=== Begin Enclosure ===

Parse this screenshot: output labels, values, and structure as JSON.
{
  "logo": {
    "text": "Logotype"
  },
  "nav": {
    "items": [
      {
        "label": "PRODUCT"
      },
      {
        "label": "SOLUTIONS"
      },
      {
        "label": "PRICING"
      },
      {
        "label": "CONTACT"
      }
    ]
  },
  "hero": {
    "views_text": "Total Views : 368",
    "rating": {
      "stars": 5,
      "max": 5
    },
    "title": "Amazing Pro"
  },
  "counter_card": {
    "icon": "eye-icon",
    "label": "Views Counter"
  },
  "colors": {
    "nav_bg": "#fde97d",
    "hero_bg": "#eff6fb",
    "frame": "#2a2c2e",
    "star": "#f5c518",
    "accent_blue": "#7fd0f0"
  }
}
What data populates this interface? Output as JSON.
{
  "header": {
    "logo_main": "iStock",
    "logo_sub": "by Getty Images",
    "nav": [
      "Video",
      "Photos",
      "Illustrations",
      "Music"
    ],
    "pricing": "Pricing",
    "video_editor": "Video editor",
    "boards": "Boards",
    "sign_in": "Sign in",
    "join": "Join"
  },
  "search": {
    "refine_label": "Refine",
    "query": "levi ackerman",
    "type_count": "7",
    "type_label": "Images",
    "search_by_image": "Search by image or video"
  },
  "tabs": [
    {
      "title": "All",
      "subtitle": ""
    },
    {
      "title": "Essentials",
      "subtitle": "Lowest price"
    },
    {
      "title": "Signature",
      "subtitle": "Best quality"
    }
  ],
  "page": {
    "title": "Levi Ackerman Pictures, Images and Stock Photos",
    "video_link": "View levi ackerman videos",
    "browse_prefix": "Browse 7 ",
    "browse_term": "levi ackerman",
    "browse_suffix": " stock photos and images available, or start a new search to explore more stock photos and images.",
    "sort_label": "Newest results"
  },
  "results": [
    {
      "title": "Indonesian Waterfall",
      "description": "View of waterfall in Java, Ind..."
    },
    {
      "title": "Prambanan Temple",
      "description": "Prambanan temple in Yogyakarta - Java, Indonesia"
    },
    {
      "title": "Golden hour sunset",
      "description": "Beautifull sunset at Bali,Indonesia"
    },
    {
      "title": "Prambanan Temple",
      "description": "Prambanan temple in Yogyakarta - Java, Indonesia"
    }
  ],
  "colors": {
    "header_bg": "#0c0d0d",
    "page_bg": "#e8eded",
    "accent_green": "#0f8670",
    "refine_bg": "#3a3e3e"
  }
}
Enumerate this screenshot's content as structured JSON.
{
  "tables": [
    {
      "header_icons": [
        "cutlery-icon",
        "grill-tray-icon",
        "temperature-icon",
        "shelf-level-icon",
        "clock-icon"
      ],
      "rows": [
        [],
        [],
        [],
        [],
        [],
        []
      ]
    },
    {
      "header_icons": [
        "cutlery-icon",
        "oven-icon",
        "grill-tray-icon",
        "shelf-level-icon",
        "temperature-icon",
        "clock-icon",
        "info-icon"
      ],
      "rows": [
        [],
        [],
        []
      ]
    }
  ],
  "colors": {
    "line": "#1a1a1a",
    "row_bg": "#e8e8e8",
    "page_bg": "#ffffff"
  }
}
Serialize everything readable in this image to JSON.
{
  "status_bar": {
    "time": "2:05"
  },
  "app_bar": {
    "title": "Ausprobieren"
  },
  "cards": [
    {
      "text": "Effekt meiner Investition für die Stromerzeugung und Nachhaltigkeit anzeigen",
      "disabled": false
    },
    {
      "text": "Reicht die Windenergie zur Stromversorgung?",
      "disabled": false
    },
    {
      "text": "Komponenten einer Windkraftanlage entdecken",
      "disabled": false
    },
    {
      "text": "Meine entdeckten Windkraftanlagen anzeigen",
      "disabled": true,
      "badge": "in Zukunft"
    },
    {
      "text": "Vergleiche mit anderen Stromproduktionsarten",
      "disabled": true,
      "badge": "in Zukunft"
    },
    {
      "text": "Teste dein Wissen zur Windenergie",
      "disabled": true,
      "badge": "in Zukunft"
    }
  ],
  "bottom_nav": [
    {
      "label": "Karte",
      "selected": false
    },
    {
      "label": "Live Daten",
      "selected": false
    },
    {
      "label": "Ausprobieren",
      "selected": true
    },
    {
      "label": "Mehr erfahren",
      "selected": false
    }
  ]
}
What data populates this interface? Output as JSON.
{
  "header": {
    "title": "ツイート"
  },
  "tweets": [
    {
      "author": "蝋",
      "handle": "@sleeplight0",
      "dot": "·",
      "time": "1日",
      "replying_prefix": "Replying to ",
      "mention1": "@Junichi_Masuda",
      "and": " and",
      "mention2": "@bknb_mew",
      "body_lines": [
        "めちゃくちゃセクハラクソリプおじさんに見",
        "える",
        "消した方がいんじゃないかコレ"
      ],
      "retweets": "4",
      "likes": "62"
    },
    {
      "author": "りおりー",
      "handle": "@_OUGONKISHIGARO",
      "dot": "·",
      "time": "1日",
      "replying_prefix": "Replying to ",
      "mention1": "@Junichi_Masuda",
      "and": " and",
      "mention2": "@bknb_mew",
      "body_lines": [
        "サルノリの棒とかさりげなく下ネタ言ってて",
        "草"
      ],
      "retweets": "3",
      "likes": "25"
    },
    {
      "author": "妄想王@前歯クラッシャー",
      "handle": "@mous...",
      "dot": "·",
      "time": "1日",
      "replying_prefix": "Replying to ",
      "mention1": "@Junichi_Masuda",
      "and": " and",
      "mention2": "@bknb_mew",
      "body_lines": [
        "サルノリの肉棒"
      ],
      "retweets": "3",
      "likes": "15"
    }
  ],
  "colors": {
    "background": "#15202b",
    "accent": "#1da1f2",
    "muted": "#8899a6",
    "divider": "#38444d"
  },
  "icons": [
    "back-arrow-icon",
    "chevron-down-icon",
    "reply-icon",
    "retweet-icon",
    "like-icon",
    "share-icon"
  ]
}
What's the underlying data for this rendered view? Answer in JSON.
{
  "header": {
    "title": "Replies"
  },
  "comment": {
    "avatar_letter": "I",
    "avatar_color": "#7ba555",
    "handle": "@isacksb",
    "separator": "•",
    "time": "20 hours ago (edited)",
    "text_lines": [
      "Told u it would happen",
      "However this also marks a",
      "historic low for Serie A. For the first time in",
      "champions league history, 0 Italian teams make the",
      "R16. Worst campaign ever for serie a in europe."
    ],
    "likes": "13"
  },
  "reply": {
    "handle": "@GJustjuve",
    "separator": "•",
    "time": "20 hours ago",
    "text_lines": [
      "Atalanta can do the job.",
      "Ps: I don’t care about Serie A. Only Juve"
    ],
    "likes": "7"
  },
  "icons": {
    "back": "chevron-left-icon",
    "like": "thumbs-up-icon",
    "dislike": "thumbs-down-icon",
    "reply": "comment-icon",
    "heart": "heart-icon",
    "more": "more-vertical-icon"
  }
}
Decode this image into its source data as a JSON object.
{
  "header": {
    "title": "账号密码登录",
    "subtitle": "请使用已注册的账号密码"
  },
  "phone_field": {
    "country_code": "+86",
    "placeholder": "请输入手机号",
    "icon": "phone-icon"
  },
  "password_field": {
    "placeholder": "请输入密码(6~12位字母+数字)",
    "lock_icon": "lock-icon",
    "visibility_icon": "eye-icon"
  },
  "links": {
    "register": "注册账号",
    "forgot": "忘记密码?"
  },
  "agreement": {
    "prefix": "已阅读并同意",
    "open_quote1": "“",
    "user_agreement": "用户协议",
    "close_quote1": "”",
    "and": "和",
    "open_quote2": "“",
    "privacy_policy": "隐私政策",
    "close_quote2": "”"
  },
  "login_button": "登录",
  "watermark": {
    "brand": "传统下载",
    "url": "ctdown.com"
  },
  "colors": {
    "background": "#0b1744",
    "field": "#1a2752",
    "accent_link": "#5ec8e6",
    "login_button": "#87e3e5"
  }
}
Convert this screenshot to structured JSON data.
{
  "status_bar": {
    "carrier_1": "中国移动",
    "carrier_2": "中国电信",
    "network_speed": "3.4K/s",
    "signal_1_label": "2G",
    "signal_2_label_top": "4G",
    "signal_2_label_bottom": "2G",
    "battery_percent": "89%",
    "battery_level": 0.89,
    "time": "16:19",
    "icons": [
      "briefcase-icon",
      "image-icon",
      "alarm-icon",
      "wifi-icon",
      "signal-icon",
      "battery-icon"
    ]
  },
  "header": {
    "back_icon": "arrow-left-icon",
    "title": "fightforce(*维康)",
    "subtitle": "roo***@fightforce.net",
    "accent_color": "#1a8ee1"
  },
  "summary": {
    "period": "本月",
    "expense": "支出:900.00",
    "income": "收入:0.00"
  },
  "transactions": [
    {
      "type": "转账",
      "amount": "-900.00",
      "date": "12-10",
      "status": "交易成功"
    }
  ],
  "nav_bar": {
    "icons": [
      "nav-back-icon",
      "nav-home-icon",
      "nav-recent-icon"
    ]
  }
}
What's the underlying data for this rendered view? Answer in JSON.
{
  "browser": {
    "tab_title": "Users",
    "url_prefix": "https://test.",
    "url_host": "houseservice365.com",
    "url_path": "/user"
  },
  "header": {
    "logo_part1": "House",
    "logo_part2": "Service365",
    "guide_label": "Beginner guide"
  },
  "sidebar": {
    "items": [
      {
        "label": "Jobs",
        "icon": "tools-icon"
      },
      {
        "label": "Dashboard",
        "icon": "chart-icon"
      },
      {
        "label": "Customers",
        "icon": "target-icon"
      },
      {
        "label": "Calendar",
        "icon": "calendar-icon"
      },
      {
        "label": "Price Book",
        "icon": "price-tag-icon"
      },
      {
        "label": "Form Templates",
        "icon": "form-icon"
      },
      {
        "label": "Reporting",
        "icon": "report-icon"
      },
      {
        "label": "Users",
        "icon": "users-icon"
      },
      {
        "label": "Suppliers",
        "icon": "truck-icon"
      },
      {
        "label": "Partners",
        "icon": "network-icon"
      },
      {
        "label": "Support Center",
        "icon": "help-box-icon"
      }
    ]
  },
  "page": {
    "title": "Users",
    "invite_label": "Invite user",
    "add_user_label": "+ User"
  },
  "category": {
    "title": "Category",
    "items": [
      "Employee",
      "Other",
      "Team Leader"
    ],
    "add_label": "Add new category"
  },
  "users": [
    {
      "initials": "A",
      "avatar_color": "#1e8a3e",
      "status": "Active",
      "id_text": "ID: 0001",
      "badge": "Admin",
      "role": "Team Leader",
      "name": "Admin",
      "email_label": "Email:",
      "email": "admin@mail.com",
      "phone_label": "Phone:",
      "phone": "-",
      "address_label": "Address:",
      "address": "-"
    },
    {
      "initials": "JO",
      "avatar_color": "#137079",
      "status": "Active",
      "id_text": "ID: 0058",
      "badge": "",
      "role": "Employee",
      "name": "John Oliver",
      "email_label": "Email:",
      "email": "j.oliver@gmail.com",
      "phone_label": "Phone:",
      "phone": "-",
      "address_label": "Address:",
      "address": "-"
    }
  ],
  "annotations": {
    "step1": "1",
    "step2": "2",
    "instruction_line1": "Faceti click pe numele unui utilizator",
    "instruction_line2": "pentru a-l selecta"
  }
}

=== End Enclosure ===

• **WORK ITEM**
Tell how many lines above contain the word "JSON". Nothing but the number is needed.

• **WRITTEN REPLY**
9